The Cartoonists by Susanna McLeod              


Old-fashioned Drawing Still the Most Important Skill for Cartoonists

December 31, 2011

There is a multitude of methods available to draw cartoons in the technological era. There are so many programs to help the cartoonist create their best work. All are useful and productive, and sometimes essential for publication. But creating good cartoons depends on certain skills, without which the artist can be left frustrated and daunted. The technology builds on skills - abilities that start with a set of tools that require no power for manipulation, no special screens or boards and are particularly portable: the pencil, eraser and paper.


Cartoonists are humourists, writers, observers of the human condition, commentators and artists. Being a cartoonist means bringing talents and skills together into a form that fans appreciate with laughter, readers can "chew on" and that perhaps even causes tears of recognition. The drawings that are the basis for the strip or panel range from simple to complicated.
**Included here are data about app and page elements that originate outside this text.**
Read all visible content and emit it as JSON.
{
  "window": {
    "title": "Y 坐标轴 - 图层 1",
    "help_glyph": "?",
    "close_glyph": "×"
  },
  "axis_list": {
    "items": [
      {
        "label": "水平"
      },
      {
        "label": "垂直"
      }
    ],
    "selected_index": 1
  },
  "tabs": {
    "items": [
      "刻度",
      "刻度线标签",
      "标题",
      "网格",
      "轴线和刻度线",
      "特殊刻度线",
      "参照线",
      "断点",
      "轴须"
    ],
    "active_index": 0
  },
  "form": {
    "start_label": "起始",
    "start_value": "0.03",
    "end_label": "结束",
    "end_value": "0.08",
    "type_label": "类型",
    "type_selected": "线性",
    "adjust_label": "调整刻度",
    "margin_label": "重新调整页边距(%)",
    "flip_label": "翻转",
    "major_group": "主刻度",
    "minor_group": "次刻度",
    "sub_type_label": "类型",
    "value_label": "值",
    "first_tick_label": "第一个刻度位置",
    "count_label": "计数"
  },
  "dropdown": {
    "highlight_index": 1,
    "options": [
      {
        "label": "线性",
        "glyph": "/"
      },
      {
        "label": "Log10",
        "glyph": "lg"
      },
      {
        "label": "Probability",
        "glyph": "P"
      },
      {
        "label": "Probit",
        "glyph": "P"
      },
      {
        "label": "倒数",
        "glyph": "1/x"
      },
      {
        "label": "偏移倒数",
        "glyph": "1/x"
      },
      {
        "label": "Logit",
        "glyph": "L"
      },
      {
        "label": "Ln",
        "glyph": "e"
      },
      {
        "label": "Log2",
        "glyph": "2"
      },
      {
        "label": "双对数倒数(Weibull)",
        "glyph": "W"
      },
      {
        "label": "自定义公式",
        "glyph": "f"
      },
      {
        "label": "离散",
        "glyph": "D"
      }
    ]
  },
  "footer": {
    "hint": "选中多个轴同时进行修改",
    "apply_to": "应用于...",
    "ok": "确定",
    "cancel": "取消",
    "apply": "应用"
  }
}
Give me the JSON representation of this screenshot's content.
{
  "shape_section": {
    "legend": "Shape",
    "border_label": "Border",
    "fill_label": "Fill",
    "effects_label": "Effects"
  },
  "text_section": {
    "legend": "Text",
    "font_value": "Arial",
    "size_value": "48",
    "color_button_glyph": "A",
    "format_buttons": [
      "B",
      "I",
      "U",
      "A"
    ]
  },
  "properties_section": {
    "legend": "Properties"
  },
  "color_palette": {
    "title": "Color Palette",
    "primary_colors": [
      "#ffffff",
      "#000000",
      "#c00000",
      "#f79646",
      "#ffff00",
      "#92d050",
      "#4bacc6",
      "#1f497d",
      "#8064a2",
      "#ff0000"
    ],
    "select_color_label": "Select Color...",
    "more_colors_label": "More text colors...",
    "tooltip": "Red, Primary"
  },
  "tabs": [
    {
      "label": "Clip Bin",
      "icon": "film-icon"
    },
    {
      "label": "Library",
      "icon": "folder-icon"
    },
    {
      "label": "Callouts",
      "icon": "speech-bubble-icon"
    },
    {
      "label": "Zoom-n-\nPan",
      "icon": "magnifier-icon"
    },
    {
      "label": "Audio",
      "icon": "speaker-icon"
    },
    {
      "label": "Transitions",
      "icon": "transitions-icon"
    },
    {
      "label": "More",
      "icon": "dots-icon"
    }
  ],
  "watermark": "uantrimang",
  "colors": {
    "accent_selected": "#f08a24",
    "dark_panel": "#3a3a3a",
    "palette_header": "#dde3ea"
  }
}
The artwork often begin with the zip of a pencil across a paper, or the slide of a mouse, tool or pen across a screen.

Gathering information from many sources (interviews, comments, books and courses), adeptness at digital drawing is gaining in importance, but the most important skill cartoonists need to gain is drawing. Plain old drawing, pencil or pen on paper. And as much practice as possible to finely-tune the skills. Like playing a musical instrument or learning to crack open locks with an ear and touch of the finger, practice truly does make perfect.

Renowned artists made use of basic drawing skills before they tackled their masterworks. Some of the drawings eventually became art themselves, such as the sketches, plans and drawings of Leonardo Da Vinci. Over his lifetime of art, Da Vinci used the very basic method of sketching to outline his ideas, bring creations to life, and envision the future. His sketches and drawings reveal his practiced hand at work, his use of perspective, mathematical accuracy and shading make his artworks distinctively beautiful.

The pencils of modern cartoonists, artists and illustrators are still put to good use and some prefer to begin projects with the age-old tools.

Leonardo Da Vinci Drawing, Circa 1490
Da Vinci "Study of a Woman," Circa 1490

Children's book illustrator and creator of the online course, "Make Your Splashes - Make Your Marks: How to be a Children's Illustrator," Mark Mitchell teaches the vital skill of quickly sketching thumbnails to create the idea of action and gesture. Mitchell also imbues his students with the importance of basic drawing skills before any other method is adopted. (It's a wonderful course, by the way, chock-full of information, videos, ideas, practice and help to make your artwork its best. It's absolutely inspiring, no matter where your talent starts.)

A popular illustrator of children's books, Patrice Barton, uses sketching to get her work projects off the ground. Defining the storyline from the pages sent by the publisher, Barton envisions how the story would look and begins drawing on paper, adding overlays and colour ideas to create the look she wants. Her drawings are intricate, the lines evincing delightful emotion and action.

When Barton has a suitable number of sketches prepared, she scans her work into her computer and also uses a drawing tablet for her illustrations. She uses Corel® Painter Essentials 4 to produce her wonderful artwork.

Patrice Barton's Cover Illustration in "Mine!" with Author Shutta Crum, Knopf 2011
"Mine!" by Shutta Crum and Patrice Barton, Knopf Books for Young Readers, 2011    

Also finding the pencil is the place to begin is Victor Kerlow. The professional illustrator is a contributor to many prominent publications such as the New York Times, The New Yorker, and many others. "If I am not working in my studio, I'm probably walking around the city [New York] drawing in a 6" x 8" drawing pad that I keep jammed in my pocket at all times," Kerlow said in the Winter 2011 Strathmore Artist Newsletter (Vol. 10, Issue 1). A prolific sketcher, Kerlow added that "right now I am in the process of filling up my 225th drawing pad." That's a lot of sketching!

Kerlow also uses him computer to initiate and complete his drawings, but finds the finished product not quite to his liking. "It is always difficult to create a convincingly 'real' drawing digitally," the artist mentioned. "So for the most part, I let the computer assist in fixing small mistakes as opposed to using it for the entire drawing production."


Once the skills of drawing are in place, the digital technology does play a solid role. To get a feel for the computer pen and screen as a medium, there are a few free and affordable programs to try.

Giving it a try myself, I have a Genius drawing tablet with pen, and purchased Corel® Painter Essentials 4. The program was reasonably priced at about $60. I'm not handy with the tools yet, but have made a few drawings and a logo. More practice will certainly make a difference. Corel® has several other professional programs to suit any artist's needs and free 30-day trials.

Download a free copy of Google Sketchup to draw 3-D and models, and try GIMP, a free software program to rival professional drawing, painting and photo editing programs.

Logo by Susanna McLeod 2011    

The best advice of many is to enjoy the process, no matter what your tools or style may be. Go ahead. Create. Have fun.

Happy drawing... um, cartooning... er, illustrating!

© Susanna McLeod 2011